I hope someone on the group can answer this:
I am a 26 yr old with low testosterone and low IGF-1 levels. I believe that I have received good gains from my VERY HIGH DISCIPLINE but nothing near what they should be.
I thought about taking GH in small therapeutic amounts to further enhance my bodybuilding efforts. However, I have read on www.testosterone.com that GH has not been proven to help increase muscle and decrease fat.
[It has been 100% proven to increase muscle and decrease fat, but not in
the proportions that somebody like "Testosterone.com" would be happy with.
There is absolutely no doubt that growth hormone will increase muscles and
decrease fat. In Daniel Rudman's experiment on old men, which you should
read because it is what started all of this (see experiment, here. This is
basic, required reading:
it increased muscle about 8% and decreased fat about 15%, in six
months, and with a dose of about 3 i.u. per day, and NO ADDITIONAL EXERCISES
or change in food habits.
You might say: "But, I am not an old man." But if it did this to old men then it will also do it, with more reason, for a young man who does exercise and watches his diet. Whoever is giving you advice at "Testosterone.com" is probably would like if growth hormone gives you the results that testosterone will give you... but this is like asking a Ferrari to give you the results that a Mack Truck will give you, and then you complain that it didn't carry as many tons of cargo. They are different things. Growth Hormone is the Ferrari of anti-aging medicine. Growth hormone is a lot more expensive than testosterone, for sure, and it doesn't make you build as much muscle as testosterone, for sure. But it does many other things for your health that testosterone doesn't even begin to do, and it does it with zero side effects at sane doses. - Ellis]
I have heard this several times and have read it in magazines. Apparently, when compared to a placebo....two exercising groups showed no difference in the lean muscle that was gained.
[Show me the studies and I will show you ten other studies and hundreds of testimonials that say exactly the opposite. Somebody has to be mistaken. - Ellis]
Is this true?? I have heard that GH works well when combined with testosterone but I am not that interested in taking the many T-derivatives on the black market... side effects are too risky.
[In a low dose, and with care, you can also take testosterone and avoid any
bad or long lasting side effects.
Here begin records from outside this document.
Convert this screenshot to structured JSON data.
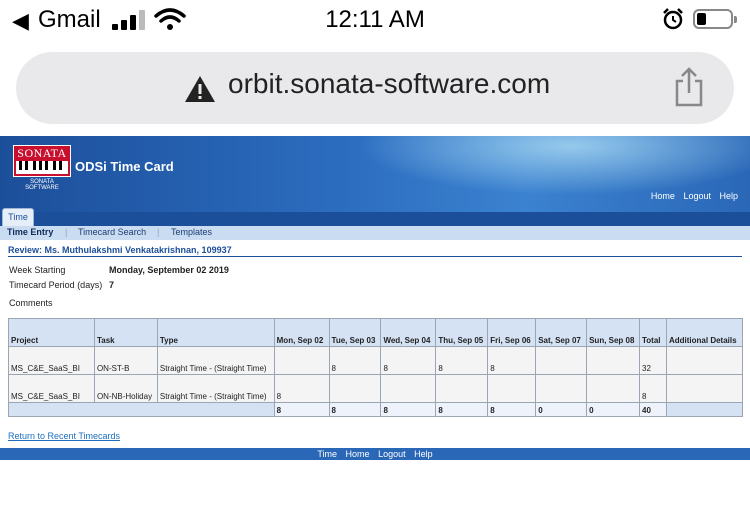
{
  "status_bar": {
    "back_app": "Gmail",
    "time": "12:11 AM"
  },
  "browser": {
    "url": "orbit.sonata-software.com"
  },
  "app": {
    "logo_text": "SONATA",
    "logo_subtext": "SONATA SOFTWARE",
    "title": "ODSi Time Card",
    "top_links": [
      "Home",
      "Logout",
      "Help"
    ]
  },
  "tabs": {
    "active": "Time"
  },
  "subnav": [
    "Time Entry",
    "Timecard Search",
    "Templates"
  ],
  "review": {
    "heading": "Review: Ms. Muthulakshmi Venkatakrishnan, 109937",
    "week_starting_label": "Week Starting",
    "week_starting_value": "Monday, September 02 2019",
    "period_label": "Timecard Period (days)",
    "period_value": "7",
    "comments_label": "Comments"
  },
  "table": {
    "headers": [
      "Project",
      "Task",
      "Type",
      "Mon, Sep 02",
      "Tue, Sep 03",
      "Wed, Sep 04",
      "Thu, Sep 05",
      "Fri, Sep 06",
      "Sat, Sep 07",
      "Sun, Sep 08",
      "Total",
      "Additional Details"
    ],
    "rows": [
      {
        "project": "MS_C&E_SaaS_BI",
        "task": "ON-ST-B",
        "type": "Straight Time - (Straight Time)",
        "days": [
          "",
          "8",
          "8",
          "8",
          "8",
          "",
          ""
        ],
        "total": "32",
        "details": ""
      },
      {
        "project": "MS_C&E_SaaS_BI",
        "task": "ON-NB-Holiday",
        "type": "Straight Time - (Straight Time)",
        "days": [
          "8",
          "",
          "",
          "",
          "",
          "",
          ""
        ],
        "total": "8",
        "details": ""
      }
    ],
    "totals": [
      "8",
      "8",
      "8",
      "8",
      "8",
      "0",
      "0"
    ],
    "grand_total": "40"
  },
  "return_link": "Return to Recent Timecards",
  "footer_links": [
    "Time",
    "Home",
    "Logout",
    "Help"
  ],
  "colors": {
    "header_blue": "#2c6cbf",
    "logo_red": "#c8102e",
    "link_blue": "#1c6fc0"
  }
}
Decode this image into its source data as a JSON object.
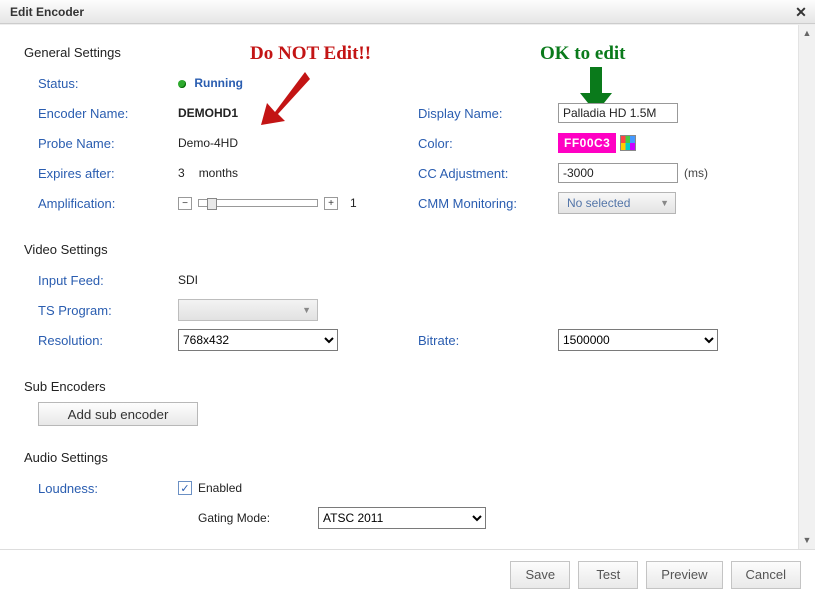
{
  "window": {
    "title": "Edit Encoder"
  },
  "annotations": {
    "doNotEdit": "Do NOT Edit!!",
    "okToEdit": "OK to edit"
  },
  "sections": {
    "general": {
      "title": "General Settings",
      "status_label": "Status:",
      "status_value": "Running",
      "encoder_name_label": "Encoder Name:",
      "encoder_name_value": "DEMOHD1",
      "probe_name_label": "Probe Name:",
      "probe_name_value": "Demo-4HD",
      "expires_label": "Expires after:",
      "expires_value": "3",
      "expires_unit": "months",
      "amplification_label": "Amplification:",
      "amplification_value": "1",
      "display_name_label": "Display Name:",
      "display_name_value": "Palladia HD 1.5M",
      "color_label": "Color:",
      "color_value": "FF00C3",
      "cc_adjust_label": "CC Adjustment:",
      "cc_adjust_value": "-3000",
      "cc_adjust_unit": "(ms)",
      "cmm_label": "CMM Monitoring:",
      "cmm_value": "No selected"
    },
    "video": {
      "title": "Video Settings",
      "input_feed_label": "Input Feed:",
      "input_feed_value": "SDI",
      "ts_program_label": "TS Program:",
      "ts_program_value": "",
      "resolution_label": "Resolution:",
      "resolution_value": "768x432",
      "bitrate_label": "Bitrate:",
      "bitrate_value": "1500000"
    },
    "sub": {
      "title": "Sub Encoders",
      "add_btn": "Add sub encoder"
    },
    "audio": {
      "title": "Audio Settings",
      "loudness_label": "Loudness:",
      "loudness_enabled_label": "Enabled",
      "loudness_enabled": true,
      "gating_mode_label": "Gating Mode:",
      "gating_mode_value": "ATSC 2011"
    }
  },
  "footer": {
    "save": "Save",
    "test": "Test",
    "preview": "Preview",
    "cancel": "Cancel"
  }
}
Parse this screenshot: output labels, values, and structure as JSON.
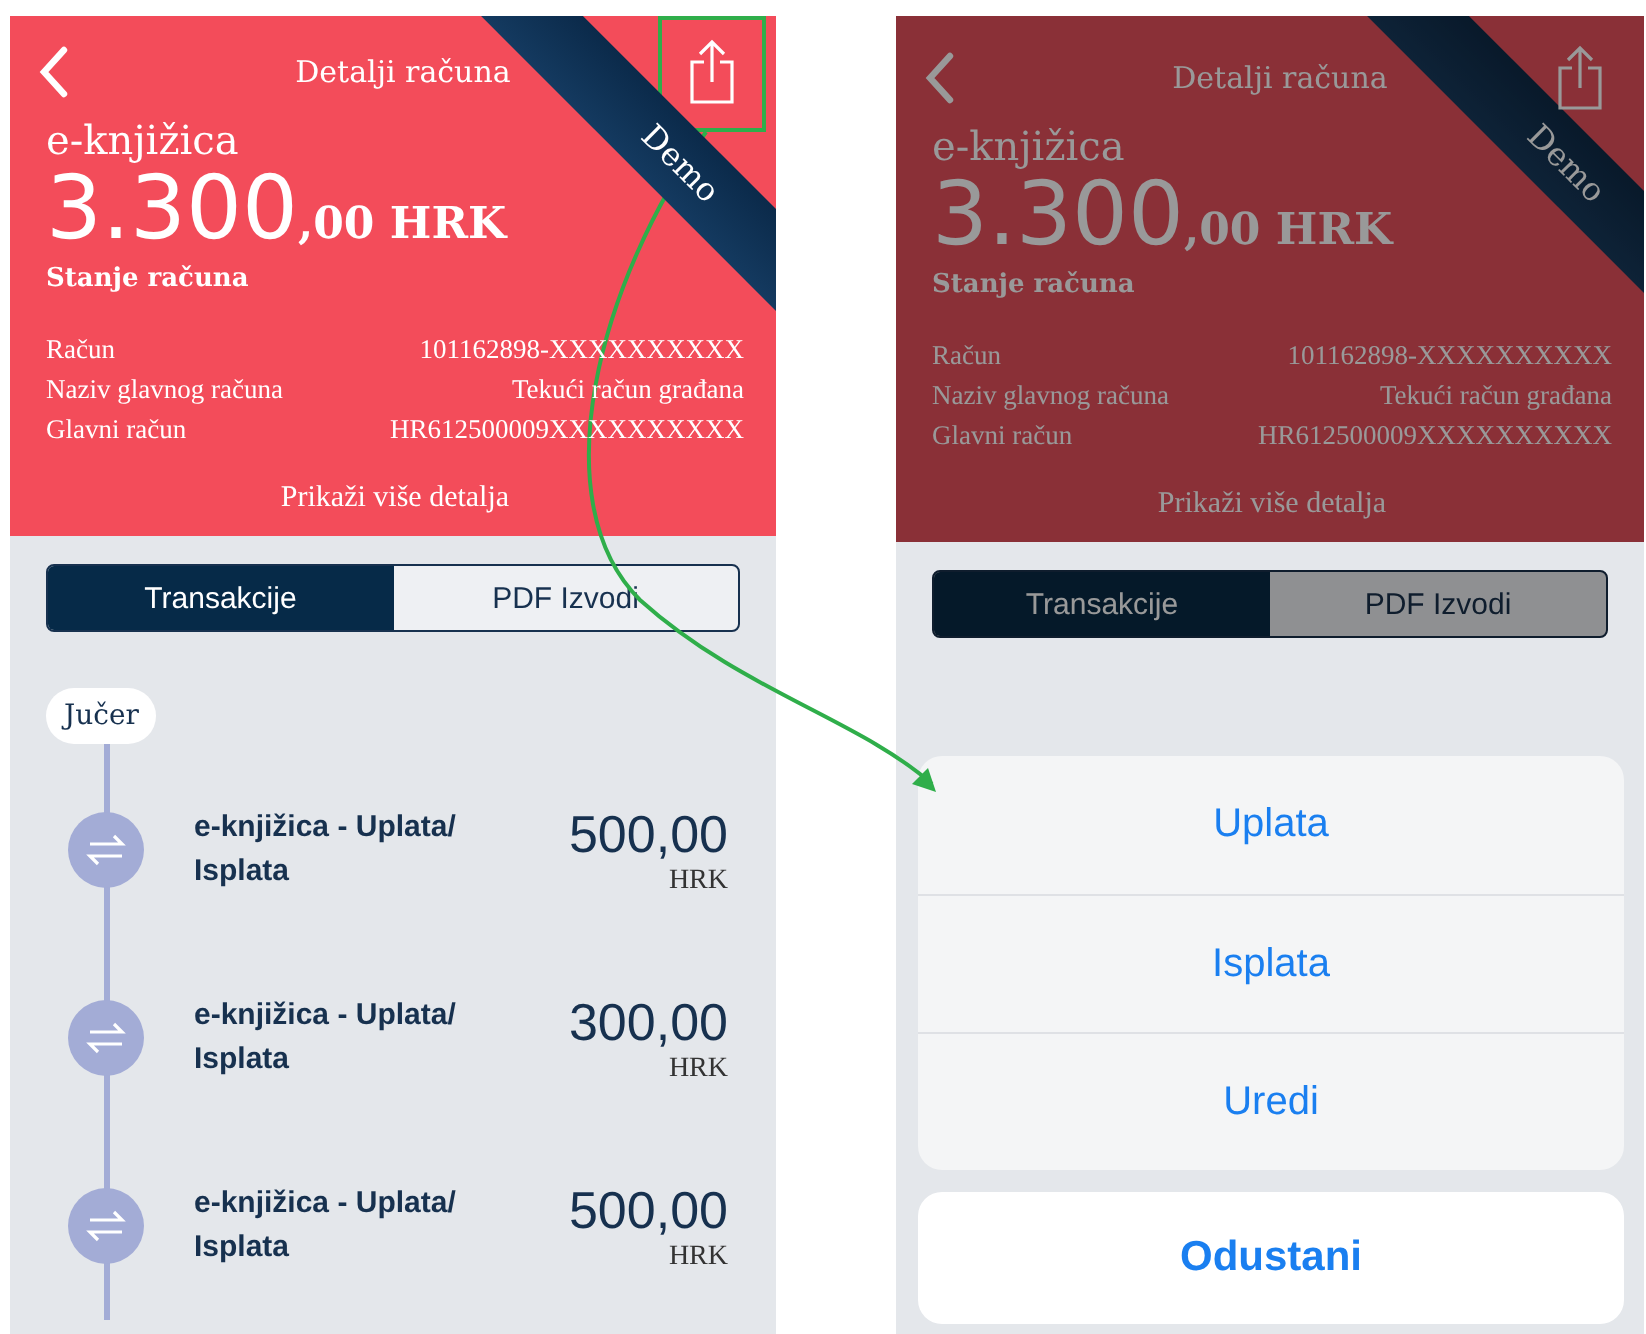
{
  "screens": [
    {
      "dimmed": false,
      "header": {
        "title": "Detalji računa",
        "account_type": "e-knjižica",
        "amount_main": "3.300",
        "amount_rest": ",00 HRK",
        "balance_label": "Stanje računa",
        "ribbon": "Demo",
        "more_link": "Prikaži više detalja",
        "details": [
          {
            "label": "Račun",
            "value": "101162898-XXXXXXXXXX"
          },
          {
            "label": "Naziv glavnog računa",
            "value": "Tekući račun građana"
          },
          {
            "label": "Glavni račun",
            "value": "HR612500009XXXXXXXXXX"
          }
        ]
      },
      "tabs": [
        {
          "label": "Transakcije",
          "selected": true
        },
        {
          "label": "PDF Izvodi",
          "selected": false
        }
      ],
      "timeline": {
        "date": "Jučer",
        "items": [
          {
            "title": "e-knjižica - Uplata/ Isplata",
            "amount": "500,00",
            "currency": "HRK"
          },
          {
            "title": "e-knjižica - Uplata/ Isplata",
            "amount": "300,00",
            "currency": "HRK"
          },
          {
            "title": "e-knjižica - Uplata/ Isplata",
            "amount": "500,00",
            "currency": "HRK"
          }
        ]
      }
    },
    {
      "dimmed": true,
      "header": {
        "title": "Detalji računa",
        "account_type": "e-knjižica",
        "amount_main": "3.300",
        "amount_rest": ",00 HRK",
        "balance_label": "Stanje računa",
        "ribbon": "Demo",
        "more_link": "Prikaži više detalja",
        "details": [
          {
            "label": "Račun",
            "value": "101162898-XXXXXXXXXX"
          },
          {
            "label": "Naziv glavnog računa",
            "value": "Tekući račun građana"
          },
          {
            "label": "Glavni račun",
            "value": "HR612500009XXXXXXXXXX"
          }
        ]
      },
      "tabs": [
        {
          "label": "Transakcije",
          "selected": true
        },
        {
          "label": "PDF Izvodi",
          "selected": false
        }
      ],
      "action_sheet": {
        "actions": [
          "Uplata",
          "Isplata",
          "Uredi"
        ],
        "cancel": "Odustani"
      }
    }
  ]
}
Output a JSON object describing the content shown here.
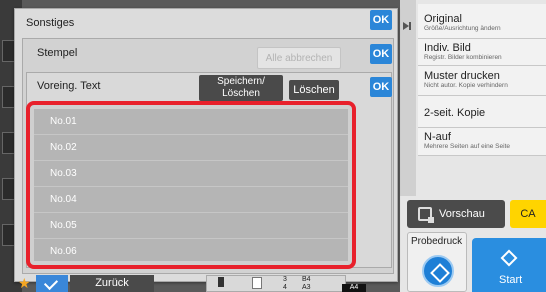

It is also very good for your health, and
it surely does help build muscles. I have very limited but very satisfactory
experience with testosterone. The main object for me is to avoid side effects
by not taking a dose that shoots my T levels too high, and to avoid high estradiol levels which are the cause of many of the side effects. This can be done, with proper care. See my page about my own experience with Testosterone.
Also......if one were to take GH for bodybuilding, what is the best way to take it for someone who works out first thing in the morning? I tend to eat my last meal at 7pm and then go to bed at 9. Not much time passes and it would be hard to take GH on an empty stomach before bedtime.
[There seems to be no way you can take growth hormone incorrectly. You can take it at night before sleeping, or in the morning before breakfast, or before or after exercisisng; you can inject it sub-cutaneously or intravenously or intramuscular; you can inject it anywhere you prefer on your body (legs, stomach, are the usual place); you can inject in one dose, or two half doses per day. It works wonders with everybody, any way you do it. Just don't overdose. As Dr. Cranton says: just because a little is good, this doesn't mean more is better. Take the right dose. The only way to do that is by
monitoring your results with a blood test and staying below a target IGF-1.
(Here we go again... ) What that optimum target IGF-1 is, nobody knows for sure. I agree with Dr. Hughes' recommendation, 350 to 500. - Ellis]
A conservative dosage and time interval suggestion would be appreciated.
[1 i.u. per day the first month, in the morning before breakfast, every day.
Probably increase to 1.5 or 2.0 i.u. after you take a blood test, and maybe
eventually up to 3 i.u. per day. Do not exceed IGF-1 500. - Ellis]